The thudding nature of UFC 147

Rich Franklin has the not-so-enviable task of fighting Wanderlei Silva in Brazil. Josh Hedges/Zuffa LLC/Getty Images

If we’re talking volume alone, this is the biggest fight weekend that ever labored so hard to raise an eyebrow.

And out of all the MMA going on this weekend -- Fedor Emelianenko versus Pedro Rizzo in St. Petersburg (good luck finding a feed) going on today, UFC on FX 4/the kick-off of Bellator season 7 on Friday -- only one card specifically requires your money. That would be UFC 147 in Belo Horizonte, Brazil. This is a pay-per-view card for North Americans, one of the "big numericals" we tend to revere on faith.

Only, this is one that, if the UFC were still using titles, should be called UFC 147: Twilight of the Idols.

Let’s face it -- only diehards and incorrigibles are going to purchase UFC 147, and those who are both (like the media). The main event is two guys who are as long out of contention as they are in the tooth. Rich Franklin against Wanderlei Silva: former champions with the wrong kind of intrigue in 2012. For the 37-year-old Franklin it’s “what’s left?” For the 34-year-old Silva, it’s something more dire. It’s “is he a knockout away from MMA extinction?”

If Silva’s chinny, the MMA world will be talking about it on Monday like a hunch finally realized. How’s that for fun -- we could be 48 hours away from cries of Wandy’s overdue retirement, both from fans and Dana White.

That’s not exactly the high point of drama and anticipation that you want from a PPV headliner.

Bottom line is, UFC 147 is a salvaged wreck that was once so gloriously thought to be Chael Sonnen against Anderson Silva II. It went from the most ambitious in design to the most forgettable on paper. UFC 147 was supposed to be held in an attendance-shattering, security-nightmare of a soccer stadium in Sao Paulo. Or, if not there, then in Rio at Joao Havelange Stadium with 60,000 partisans. All of that was a lot of fun to contemplate.

Now it’s being held inland at the Mineirinho Gymnasium, which sounds like a place you might go to attend a pep rally.

It morphed from Sonnen/Silva to Vitor Belfort against Silva, which would have still been a treat for Brazil until Belfort went down. Now it’s a TUF Brazil finale, with Mike Russow against Fabricio Werdum the second strongest beam in the scaffolding. And of course there’s Franklin, who hasn’t fought in 16 months and hasn’t fought well in two years, back when he used his only available hand -- his non-broken right -- to down Chuck Liddell.

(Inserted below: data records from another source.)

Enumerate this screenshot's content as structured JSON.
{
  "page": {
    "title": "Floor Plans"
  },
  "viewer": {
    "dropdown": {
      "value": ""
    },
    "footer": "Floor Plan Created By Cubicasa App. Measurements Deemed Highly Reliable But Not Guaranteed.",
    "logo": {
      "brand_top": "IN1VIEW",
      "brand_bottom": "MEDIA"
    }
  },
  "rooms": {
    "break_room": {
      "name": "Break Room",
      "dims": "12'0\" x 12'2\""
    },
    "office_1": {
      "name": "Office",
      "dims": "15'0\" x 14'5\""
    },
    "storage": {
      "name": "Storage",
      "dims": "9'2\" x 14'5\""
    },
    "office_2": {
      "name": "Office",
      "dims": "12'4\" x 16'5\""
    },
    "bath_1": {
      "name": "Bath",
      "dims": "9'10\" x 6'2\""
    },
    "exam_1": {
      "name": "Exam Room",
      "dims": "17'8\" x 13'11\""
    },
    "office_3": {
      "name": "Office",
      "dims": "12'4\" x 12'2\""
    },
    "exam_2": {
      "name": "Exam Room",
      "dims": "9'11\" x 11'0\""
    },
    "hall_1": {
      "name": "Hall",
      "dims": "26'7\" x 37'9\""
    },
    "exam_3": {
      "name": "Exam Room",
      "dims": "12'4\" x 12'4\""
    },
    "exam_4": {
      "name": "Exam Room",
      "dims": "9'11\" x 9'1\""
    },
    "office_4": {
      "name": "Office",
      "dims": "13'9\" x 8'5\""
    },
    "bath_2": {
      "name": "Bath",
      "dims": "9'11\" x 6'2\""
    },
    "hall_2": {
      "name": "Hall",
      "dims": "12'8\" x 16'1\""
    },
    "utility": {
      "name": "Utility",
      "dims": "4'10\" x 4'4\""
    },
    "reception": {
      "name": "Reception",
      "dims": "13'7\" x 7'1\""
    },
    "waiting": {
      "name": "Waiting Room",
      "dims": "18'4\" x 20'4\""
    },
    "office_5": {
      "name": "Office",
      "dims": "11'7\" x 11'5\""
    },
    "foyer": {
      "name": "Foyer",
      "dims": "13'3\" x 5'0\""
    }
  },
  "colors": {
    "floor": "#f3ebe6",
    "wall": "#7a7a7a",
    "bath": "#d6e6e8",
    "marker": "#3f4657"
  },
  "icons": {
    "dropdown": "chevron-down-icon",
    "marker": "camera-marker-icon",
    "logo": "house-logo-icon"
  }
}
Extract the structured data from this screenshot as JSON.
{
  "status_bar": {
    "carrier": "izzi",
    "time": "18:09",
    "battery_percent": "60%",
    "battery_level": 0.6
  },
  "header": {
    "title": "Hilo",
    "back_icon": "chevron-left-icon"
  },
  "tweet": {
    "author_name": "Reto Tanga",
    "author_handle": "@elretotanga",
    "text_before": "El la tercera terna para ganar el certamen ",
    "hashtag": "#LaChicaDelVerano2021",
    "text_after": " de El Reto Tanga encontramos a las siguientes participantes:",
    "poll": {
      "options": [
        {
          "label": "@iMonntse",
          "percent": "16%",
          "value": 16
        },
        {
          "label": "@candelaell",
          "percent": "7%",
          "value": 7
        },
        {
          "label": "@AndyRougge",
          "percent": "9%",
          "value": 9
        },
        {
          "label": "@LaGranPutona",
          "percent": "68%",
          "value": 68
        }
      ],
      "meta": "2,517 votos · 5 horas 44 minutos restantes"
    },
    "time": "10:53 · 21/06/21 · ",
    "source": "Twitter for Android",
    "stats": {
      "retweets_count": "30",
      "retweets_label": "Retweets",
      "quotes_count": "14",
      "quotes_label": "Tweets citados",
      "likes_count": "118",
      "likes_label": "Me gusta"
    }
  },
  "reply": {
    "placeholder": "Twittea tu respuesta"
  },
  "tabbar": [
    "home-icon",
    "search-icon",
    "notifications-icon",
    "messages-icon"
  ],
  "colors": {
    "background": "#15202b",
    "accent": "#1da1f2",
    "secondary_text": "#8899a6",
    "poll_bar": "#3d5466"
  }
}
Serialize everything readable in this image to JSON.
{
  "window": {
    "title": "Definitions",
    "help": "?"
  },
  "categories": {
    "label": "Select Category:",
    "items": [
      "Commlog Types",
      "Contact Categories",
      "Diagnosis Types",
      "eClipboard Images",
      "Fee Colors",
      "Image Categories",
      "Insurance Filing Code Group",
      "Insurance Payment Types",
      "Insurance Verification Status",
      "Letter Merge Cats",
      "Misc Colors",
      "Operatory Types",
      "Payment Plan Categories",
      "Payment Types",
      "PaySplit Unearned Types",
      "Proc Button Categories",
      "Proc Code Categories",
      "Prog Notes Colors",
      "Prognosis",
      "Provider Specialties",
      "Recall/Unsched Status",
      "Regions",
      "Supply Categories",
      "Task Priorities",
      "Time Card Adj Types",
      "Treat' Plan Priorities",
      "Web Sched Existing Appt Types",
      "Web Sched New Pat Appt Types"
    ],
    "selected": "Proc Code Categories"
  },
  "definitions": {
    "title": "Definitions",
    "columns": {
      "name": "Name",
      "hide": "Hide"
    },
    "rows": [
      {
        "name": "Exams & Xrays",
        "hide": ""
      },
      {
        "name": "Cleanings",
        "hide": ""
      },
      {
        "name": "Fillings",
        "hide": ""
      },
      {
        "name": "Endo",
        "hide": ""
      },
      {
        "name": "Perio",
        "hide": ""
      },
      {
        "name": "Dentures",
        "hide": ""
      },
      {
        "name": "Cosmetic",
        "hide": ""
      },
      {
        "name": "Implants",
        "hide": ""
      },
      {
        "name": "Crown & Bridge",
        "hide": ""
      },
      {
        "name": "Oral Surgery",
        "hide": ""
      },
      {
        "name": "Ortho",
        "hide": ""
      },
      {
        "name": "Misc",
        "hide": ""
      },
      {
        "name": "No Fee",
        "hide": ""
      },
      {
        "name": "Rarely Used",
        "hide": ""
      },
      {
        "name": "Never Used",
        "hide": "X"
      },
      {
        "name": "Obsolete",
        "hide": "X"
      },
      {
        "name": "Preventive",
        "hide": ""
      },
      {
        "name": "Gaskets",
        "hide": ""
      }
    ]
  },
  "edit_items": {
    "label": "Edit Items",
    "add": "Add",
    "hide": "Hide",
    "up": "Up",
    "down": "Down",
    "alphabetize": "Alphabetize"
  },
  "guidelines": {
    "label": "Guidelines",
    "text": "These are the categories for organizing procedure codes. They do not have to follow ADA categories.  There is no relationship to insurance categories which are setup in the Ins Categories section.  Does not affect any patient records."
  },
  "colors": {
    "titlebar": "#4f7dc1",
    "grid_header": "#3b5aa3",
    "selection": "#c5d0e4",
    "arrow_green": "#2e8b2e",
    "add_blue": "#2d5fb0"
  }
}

And if there’s a glint at all to this, we’ve finally gotten around to it. Franklin felt gutted sending Liddell off into the twilight the way he did at UFC 115. He didn’t want to be the one to put the punctuation on Liddell’s career, but he did it anyway. Now he might be on the verge of doing that to a second early legend. Maybe Franklin is more than a company man. Maybe he’s the UFC’s hatchet man, where storied careers go to get finalized. Maybe he’s a one-man intervention, designed to punch sense into people.

Hey, for this one, we have to extrapolate our storylines.

Or just hope for an epic out-and-out brawl that warrants $50, one of those cards that pans out to be an out-of-the-blue fantastic. You know the ones -- the cards where Dana White reminds everyone afterward that only fools criticize what always looked like ore just under the surface.

Either way, none of this takes away from the free fights on FX on Friday for those who have the channel. Gray Maynard versus Clay Guida -- two guys near the top of their division and both in their prime -- is a great fight to get for free. If that’s not enough, there’s Bellator and Fedor, even if it’s just highlights and recaps from Russia or video streams from the nosebleeds.

There’s plenty of action this weekend. Some of it is free, some of it is hard to find, and some of it requires your disposable income.

And UFC 147 can't help itself from asking -- just how disposable is your income?